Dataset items
● ● ● ●
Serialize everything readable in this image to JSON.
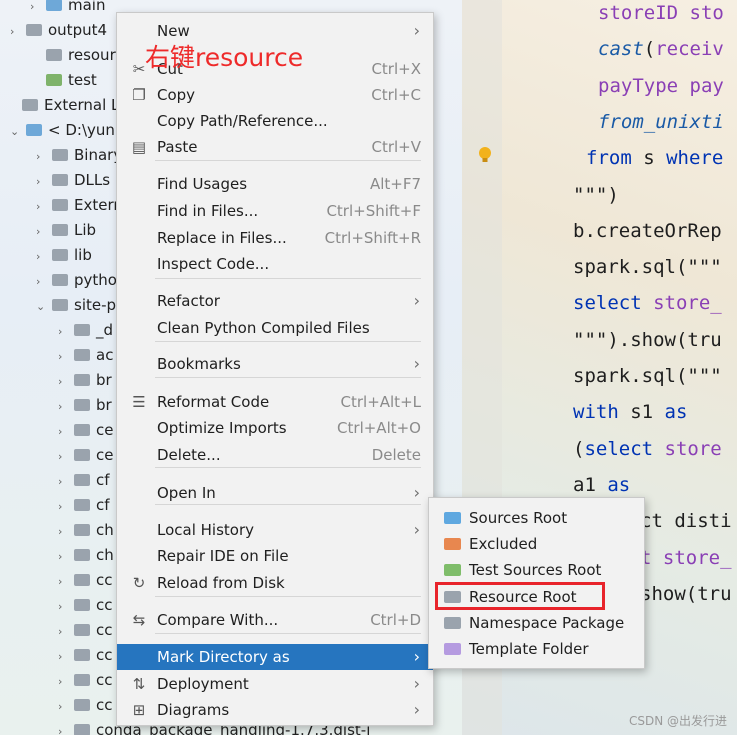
{
  "tree": {
    "rows": [
      {
        "label": "main",
        "folder": "blue",
        "arrow": "›"
      },
      {
        "label": "output4",
        "folder": "grey",
        "arrow": "›"
      },
      {
        "label": "resource",
        "folder": "grey",
        "arrow": ""
      },
      {
        "label": "test",
        "folder": "green",
        "arrow": ""
      },
      {
        "label": "External Lib",
        "folder": "grey",
        "arrow": ""
      },
      {
        "label": "< D:\\yun",
        "folder": "blue",
        "arrow": "⌄"
      },
      {
        "label": "Binary",
        "folder": "grey",
        "arrow": "›"
      },
      {
        "label": "DLLs",
        "folder": "grey",
        "arrow": "›"
      },
      {
        "label": "Extern",
        "folder": "grey",
        "arrow": "›"
      },
      {
        "label": "Lib",
        "folder": "grey",
        "arrow": "›"
      },
      {
        "label": "lib",
        "folder": "grey",
        "arrow": "›"
      },
      {
        "label": "pytho",
        "folder": "grey",
        "arrow": "›"
      },
      {
        "label": "site-p",
        "folder": "grey",
        "arrow": "⌄"
      },
      {
        "label": "_d",
        "folder": "grey",
        "arrow": "›"
      },
      {
        "label": "ac",
        "folder": "grey",
        "arrow": "›"
      },
      {
        "label": "br",
        "folder": "grey",
        "arrow": "›"
      },
      {
        "label": "br",
        "folder": "grey",
        "arrow": "›"
      },
      {
        "label": "ce",
        "folder": "grey",
        "arrow": "›"
      },
      {
        "label": "ce",
        "folder": "grey",
        "arrow": "›"
      },
      {
        "label": "cf",
        "folder": "grey",
        "arrow": "›"
      },
      {
        "label": "cf",
        "folder": "grey",
        "arrow": "›"
      },
      {
        "label": "ch",
        "folder": "grey",
        "arrow": "›"
      },
      {
        "label": "ch",
        "folder": "grey",
        "arrow": "›"
      },
      {
        "label": "cc",
        "folder": "grey",
        "arrow": "›"
      },
      {
        "label": "cc",
        "folder": "grey",
        "arrow": "›"
      },
      {
        "label": "cc",
        "folder": "grey",
        "arrow": "›"
      },
      {
        "label": "cc",
        "folder": "grey",
        "arrow": "›"
      },
      {
        "label": "cc",
        "folder": "grey",
        "arrow": "›"
      },
      {
        "label": "cc",
        "folder": "grey",
        "arrow": "›"
      },
      {
        "label": "conda_package_handling-1.7.3.dist-i",
        "folder": "grey",
        "arrow": "›"
      }
    ]
  },
  "editor": {
    "lines": [
      {
        "parts": [
          {
            "t": "storeID sto",
            "c": "pu"
          }
        ]
      },
      {
        "parts": [
          {
            "t": "cast",
            "c": "it"
          },
          {
            "t": "(",
            "c": ""
          },
          {
            "t": "receiv",
            "c": "pu"
          }
        ]
      },
      {
        "parts": [
          {
            "t": "payType pay",
            "c": "pu"
          }
        ]
      },
      {
        "parts": [
          {
            "t": "from_unixti",
            "c": "it"
          }
        ]
      },
      {
        "parts": [
          {
            "t": "from",
            "c": "kw"
          },
          {
            "t": " s ",
            "c": ""
          },
          {
            "t": "where",
            "c": "kw"
          }
        ]
      },
      {
        "parts": [
          {
            "t": "\"\"\")",
            "c": ""
          }
        ]
      },
      {
        "parts": [
          {
            "t": "b.createOrRep",
            "c": ""
          }
        ]
      },
      {
        "parts": [
          {
            "t": "spark.sql(\"\"\"",
            "c": ""
          }
        ]
      },
      {
        "parts": [
          {
            "t": "select",
            "c": "kw"
          },
          {
            "t": " ",
            "c": ""
          },
          {
            "t": "store_",
            "c": "pu"
          }
        ]
      },
      {
        "parts": [
          {
            "t": "\"\"\").show(tru",
            "c": ""
          }
        ]
      },
      {
        "parts": [
          {
            "t": "spark.sql(\"\"\"",
            "c": ""
          }
        ]
      },
      {
        "parts": [
          {
            "t": "with",
            "c": "kw"
          },
          {
            "t": " s1 ",
            "c": ""
          },
          {
            "t": "as",
            "c": "kw"
          }
        ]
      },
      {
        "parts": [
          {
            "t": "(",
            "c": ""
          },
          {
            "t": "select",
            "c": "kw"
          },
          {
            "t": " ",
            "c": ""
          },
          {
            "t": "store",
            "c": "pu"
          }
        ]
      },
      {
        "parts": [
          {
            "t": "a1 ",
            "c": ""
          },
          {
            "t": "as",
            "c": "kw"
          }
        ]
      },
      {
        "parts": [
          {
            "t": "ct disti",
            "c": ""
          }
        ]
      },
      {
        "parts": [
          {
            "t": "t store_",
            "c": "pu"
          }
        ]
      },
      {
        "parts": [
          {
            "t": "show(tru",
            "c": ""
          }
        ]
      }
    ]
  },
  "annotation": "右键resource",
  "context_menu": {
    "items": [
      {
        "label": "New",
        "shortcut": "",
        "submenu": true,
        "icon": ""
      },
      {
        "label": "Cut",
        "shortcut": "Ctrl+X",
        "submenu": false,
        "icon": "✂"
      },
      {
        "label": "Copy",
        "shortcut": "Ctrl+C",
        "submenu": false,
        "icon": "❐"
      },
      {
        "label": "Copy Path/Reference...",
        "shortcut": "",
        "submenu": false,
        "icon": ""
      },
      {
        "label": "Paste",
        "shortcut": "Ctrl+V",
        "submenu": false,
        "icon": "▤"
      },
      {
        "label": "Find Usages",
        "shortcut": "Alt+F7",
        "submenu": false,
        "icon": ""
      },
      {
        "label": "Find in Files...",
        "shortcut": "Ctrl+Shift+F",
        "submenu": false,
        "icon": ""
      },
      {
        "label": "Replace in Files...",
        "shortcut": "Ctrl+Shift+R",
        "submenu": false,
        "icon": ""
      },
      {
        "label": "Inspect Code...",
        "shortcut": "",
        "submenu": false,
        "icon": ""
      },
      {
        "label": "Refactor",
        "shortcut": "",
        "submenu": true,
        "icon": ""
      },
      {
        "label": "Clean Python Compiled Files",
        "shortcut": "",
        "submenu": false,
        "icon": ""
      },
      {
        "label": "Bookmarks",
        "shortcut": "",
        "submenu": true,
        "icon": ""
      },
      {
        "label": "Reformat Code",
        "shortcut": "Ctrl+Alt+L",
        "submenu": false,
        "icon": "☰"
      },
      {
        "label": "Optimize Imports",
        "shortcut": "Ctrl+Alt+O",
        "submenu": false,
        "icon": ""
      },
      {
        "label": "Delete...",
        "shortcut": "Delete",
        "submenu": false,
        "icon": ""
      },
      {
        "label": "Open In",
        "shortcut": "",
        "submenu": true,
        "icon": ""
      },
      {
        "label": "Local History",
        "shortcut": "",
        "submenu": true,
        "icon": ""
      },
      {
        "label": "Repair IDE on File",
        "shortcut": "",
        "submenu": false,
        "icon": ""
      },
      {
        "label": "Reload from Disk",
        "shortcut": "",
        "submenu": false,
        "icon": "↻"
      },
      {
        "label": "Compare With...",
        "shortcut": "Ctrl+D",
        "submenu": false,
        "icon": "⇆"
      },
      {
        "label": "Mark Directory as",
        "shortcut": "",
        "submenu": true,
        "icon": "",
        "selected": true
      },
      {
        "label": "Deployment",
        "shortcut": "",
        "submenu": true,
        "icon": "⇅"
      },
      {
        "label": "Diagrams",
        "shortcut": "",
        "submenu": true,
        "icon": "⊞"
      }
    ]
  },
  "submenu": {
    "items": [
      {
        "label": "Sources Root",
        "color": "#5fa8e0"
      },
      {
        "label": "Excluded",
        "color": "#e8874f"
      },
      {
        "label": "Test Sources Root",
        "color": "#7fbd6a"
      },
      {
        "label": "Resource Root",
        "color": "#9aa3ad",
        "highlighted": true
      },
      {
        "label": "Namespace Package",
        "color": "#9aa3ad"
      },
      {
        "label": "Template Folder",
        "color": "#b59be0"
      }
    ]
  },
  "watermark": "CSDN @出发行进"
}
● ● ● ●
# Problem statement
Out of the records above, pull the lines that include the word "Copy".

# Output below
        "label": "Copy",
        "label": "Copy Path/Reference...",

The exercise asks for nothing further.